La stagione natalizia
The Christmas season
In ancient times the Romans celebrated Saturnalia, a winter solstice festival with religious rites and drunken feasts. The early Christian church decreed December 25 — then the feast of the sun god Mithras -- as the birthday of Gesù bambino (Baby Jesus), the “true light” who came to dispel darkness in the world.
Modern Italian holidays blend religious and pagan festivities that create un’atmosfera natalizia that lasts from weeks before to weeks after December 25. Children in Italy, as elsewhere, often count down the days with a calendario dell’avvento (advent calendar).
Although you can find more extravagant decorations (decorazioni) in the United States, Christmas lights (illuminazioni natalizie) and alberi di Natale (Christmas trees) are becoming more popular in Italy. In Torino lighting artists illuminate more than twelve miles of streets and squares. An 875-yard-tall Christmas tree—the world’s tallest, according to the Guiness Book of Records--with 450 lights stands near the top of Monte Ingino, above Gubbio in Umbria. Its bright star can be seen from as far away as Perugia.

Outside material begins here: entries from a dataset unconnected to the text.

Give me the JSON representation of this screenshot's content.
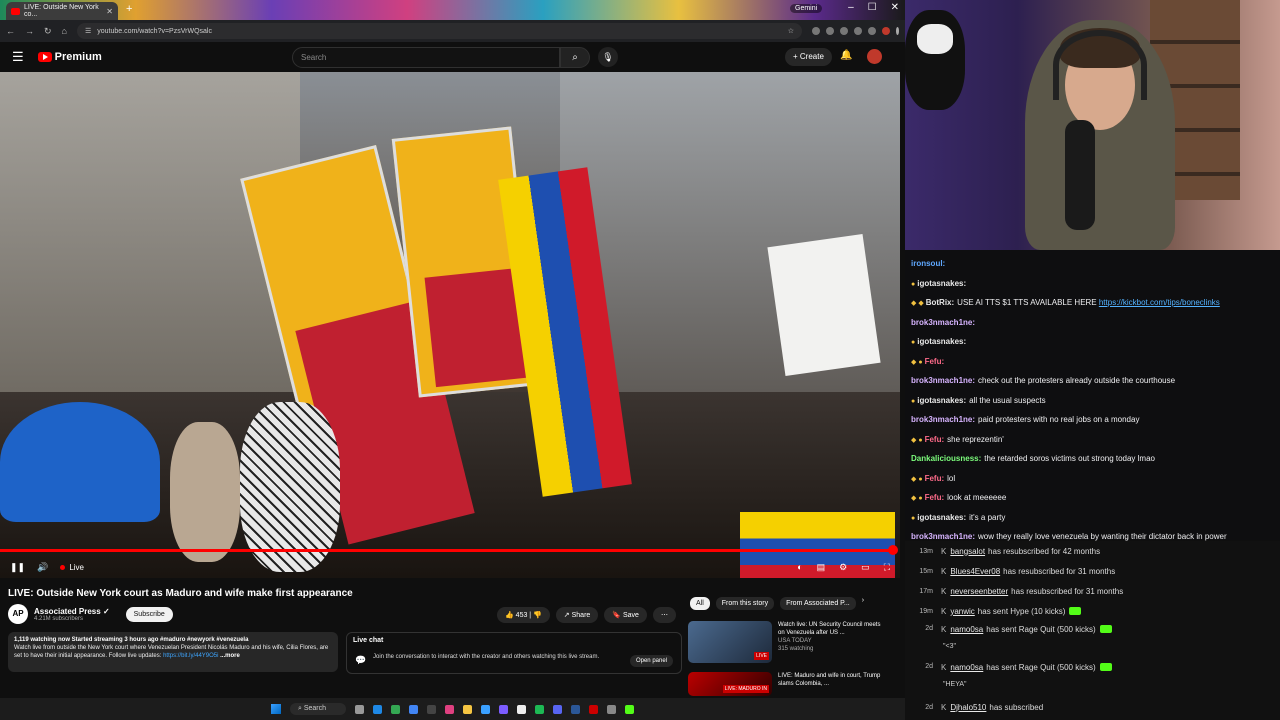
{
  "browser": {
    "tab_title": "LIVE: Outside New York co...",
    "gemini_label": "Gemini",
    "url": "youtube.com/watch?v=PzsVrWQsalc"
  },
  "youtube": {
    "logo_text": "Premium",
    "search_placeholder": "Search",
    "create_label": "Create"
  },
  "player": {
    "live_label": "Live",
    "progress": 1.0
  },
  "video": {
    "title": "LIVE: Outside New York court as Maduro and wife make first appearance",
    "channel": "Associated Press",
    "channel_avatar": "AP",
    "subscribers": "4.21M subscribers",
    "subscribe_label": "Subscribe",
    "likes": "453",
    "share_label": "Share",
    "save_label": "Save",
    "description_meta": "1,119 watching now  Started streaming 3 hours ago  #maduro #newyork #venezuela",
    "description_text": "Watch live from outside the New York court where Venezuelan President Nicolás Maduro and his wife, Cilia Flores, are set to have their initial appearance. Follow live updates: ",
    "description_link": "https://bit.ly/44Y9O5i",
    "description_more": "...more"
  },
  "livechat_box": {
    "title": "Live chat",
    "message": "Join the conversation to interact with the creator and others watching this live stream.",
    "open_label": "Open panel"
  },
  "related": {
    "chips": [
      "All",
      "From this story",
      "From Associated P..."
    ],
    "items": [
      {
        "title": "Watch live: UN Security Council meets on Venezuela after US ...",
        "channel": "USA TODAY",
        "meta": "315 watching",
        "badge": "LIVE"
      },
      {
        "title": "LIVE: Maduro and wife in court, Trump slams Colombia, ...",
        "channel": "",
        "meta": "",
        "badge": "LIVE: MADURO IN"
      }
    ]
  },
  "taskbar": {
    "search_label": "Search"
  },
  "chat": [
    {
      "user": "ironsoul:",
      "color": "#5fa8ff",
      "text": "",
      "badges": ""
    },
    {
      "user": "igotasnakes:",
      "color": "#e8e8e8",
      "text": "",
      "badges": "●"
    },
    {
      "user": "BotRix:",
      "color": "#e8e8e8",
      "text": "USE AI TTS $1 TTS AVAILABLE HERE ",
      "link": "https://kickbot.com/tips/boneclinks",
      "badges": "◆ ◆"
    },
    {
      "user": "brok3nmach1ne:",
      "color": "#d7b4ff",
      "text": "",
      "badges": ""
    },
    {
      "user": "igotasnakes:",
      "color": "#e8e8e8",
      "text": "",
      "badges": "●"
    },
    {
      "user": "Fefu:",
      "color": "#ff6b8a",
      "text": "",
      "badges": "◆ ●"
    },
    {
      "user": "brok3nmach1ne:",
      "color": "#d7b4ff",
      "text": "check out the protesters already outside the courthouse",
      "badges": ""
    },
    {
      "user": "igotasnakes:",
      "color": "#e8e8e8",
      "text": "all the usual suspects",
      "badges": "●"
    },
    {
      "user": "brok3nmach1ne:",
      "color": "#d7b4ff",
      "text": "paid protesters with no real jobs on a monday",
      "badges": ""
    },
    {
      "user": "Fefu:",
      "color": "#ff6b8a",
      "text": "she reprezentin'",
      "badges": "◆ ●"
    },
    {
      "user": "Dankaliciousness:",
      "color": "#7cfc7c",
      "text": "the retarded soros victims out strong today lmao",
      "badges": ""
    },
    {
      "user": "Fefu:",
      "color": "#ff6b8a",
      "text": "lol",
      "badges": "◆ ●"
    },
    {
      "user": "Fefu:",
      "color": "#ff6b8a",
      "text": "look at meeeeee",
      "badges": "◆ ●"
    },
    {
      "user": "igotasnakes:",
      "color": "#e8e8e8",
      "text": "it's a party",
      "badges": "●"
    },
    {
      "user": "brok3nmach1ne:",
      "color": "#d7b4ff",
      "text": "wow they really love venezuela by wanting their dictator back in power",
      "badges": ""
    }
  ],
  "events": [
    {
      "ago": "13m",
      "user": "bangsalot",
      "text": "has resubscribed for 42 months",
      "sub": "",
      "kick": false
    },
    {
      "ago": "15m",
      "user": "Blues4Ever08",
      "text": "has resubscribed for 31 months",
      "sub": "",
      "kick": false
    },
    {
      "ago": "17m",
      "user": "neverseenbetter",
      "text": "has resubscribed for 31 months",
      "sub": "",
      "kick": false
    },
    {
      "ago": "19m",
      "user": "yanwic",
      "text": "has sent Hype (10 kicks)",
      "sub": "",
      "kick": true
    },
    {
      "ago": "2d",
      "user": "namo0sa",
      "text": "has sent Rage Quit (500 kicks)",
      "sub": "\"<3\"",
      "kick": true
    },
    {
      "ago": "2d",
      "user": "namo0sa",
      "text": "has sent Rage Quit (500 kicks)",
      "sub": "\"HEYA\"",
      "kick": true
    },
    {
      "ago": "2d",
      "user": "Djhalo510",
      "text": "has subscribed",
      "sub": "",
      "kick": false
    }
  ]
}
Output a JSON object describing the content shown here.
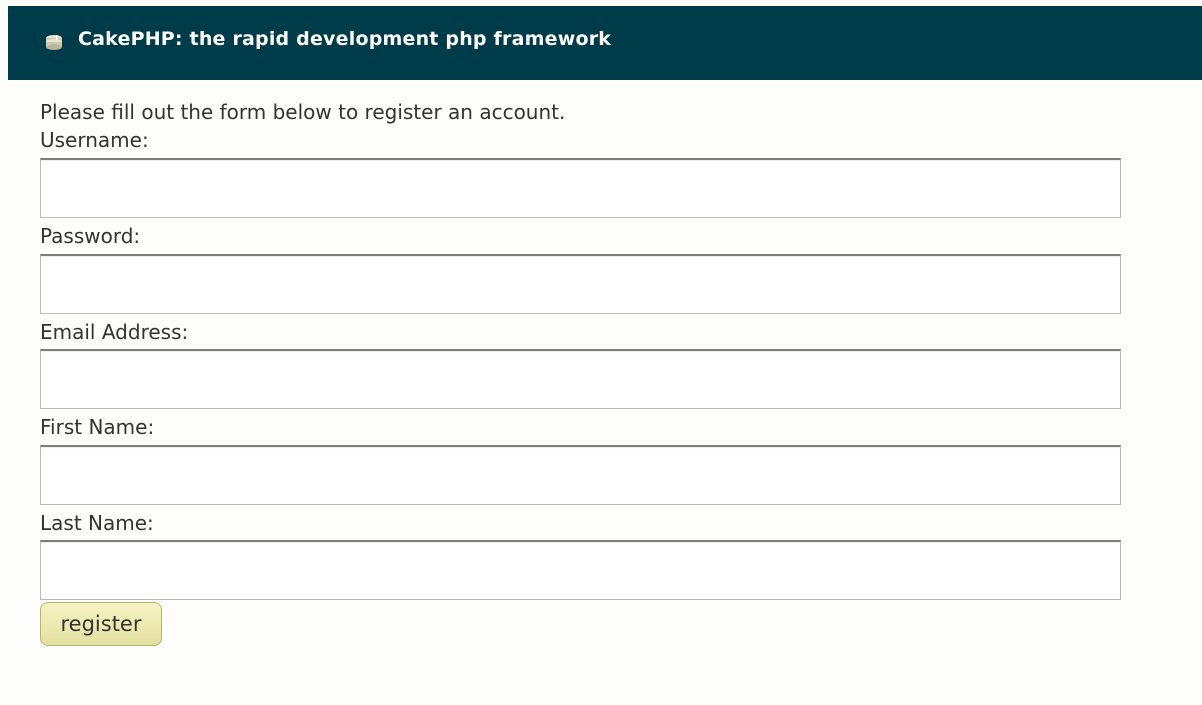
{
  "header": {
    "title": "CakePHP: the rapid development php framework",
    "logo_icon": "cake-icon",
    "background_color": "#003b4a"
  },
  "form": {
    "intro": "Please fill out the form below to register an account.",
    "fields": [
      {
        "label": "Username:",
        "value": ""
      },
      {
        "label": "Password:",
        "value": ""
      },
      {
        "label": "Email Address:",
        "value": ""
      },
      {
        "label": "First Name:",
        "value": ""
      },
      {
        "label": "Last Name:",
        "value": ""
      }
    ],
    "submit_label": "register"
  }
}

Here are the key dates in a season of celebrations:
*December 6: La festa di San Nicola, patron saint of shepherds and of Bari--and the inspiration for the American "Santa Claus."
*December 8: La festa dell'Immacolata, the feast of the Immaculate Conception, a Catholic holy day honoring Mary, the virgin mother of Jesus. In Rome the Pope comes to the Piazza di Spagna to drop a garland of flowers around the statue of the Madonna. (Since she stands atop a high column, firemen on ladders do the actual placement.)
*December 13: La festa di Santa Lucia, the festival of lights.
*December 24: La vigilia di Natale, the vigil or eve of Christmas.
*December 25: Natale, the “birthday” of Gesù bambino.
*December 26: La festa di Santo Stefano, Saint Steven’s day.
*December 31: La festa di San Silvestro, Saint Sylvester’s day, or New Year’s Eve (la vigilia di Capodanno).
*January 1: Il Capodanno, literally the top of the year.
*January 6: L’Epifania (Epiphany), which marks the arrival of the Re Magi, the three wise men who carried gifts from afar.
To celebrate this special season of the year, I am offering four readers a trip to Italy—via books that can transport the armchair traveler to some of my favorite places in the world. In addition to MONA LISA and LA BELLA LINGUA, two of my friends with recently published books have volunteered to donate signed copies:
Dream of Venice, a gorgeous collection of photos and essays by Charles Christopher and JoAnn Locktov. reveals the enticing city as seen by writers (myself included), actors, artists, film directors and other lovestruck visitors.
50 Places in Rome, Florence and Venice Every Woman Should Go, by Susan Van Allen, follows up her indispensable 100 Places in Italy Every Woman Should Go by focusing on Italy’s most popular destinations. (By the way, men would enjoy her suggested itineraries too.)
Words and Expressions
addobbi natalizi or decorazioni natalizie –- Christmas decorations
palline dell’albero di natale -- Christmas tree ornaments
ghirlanda natalizia –- Christmas wreath
luci dell’albero di natale –- Christmas tree lights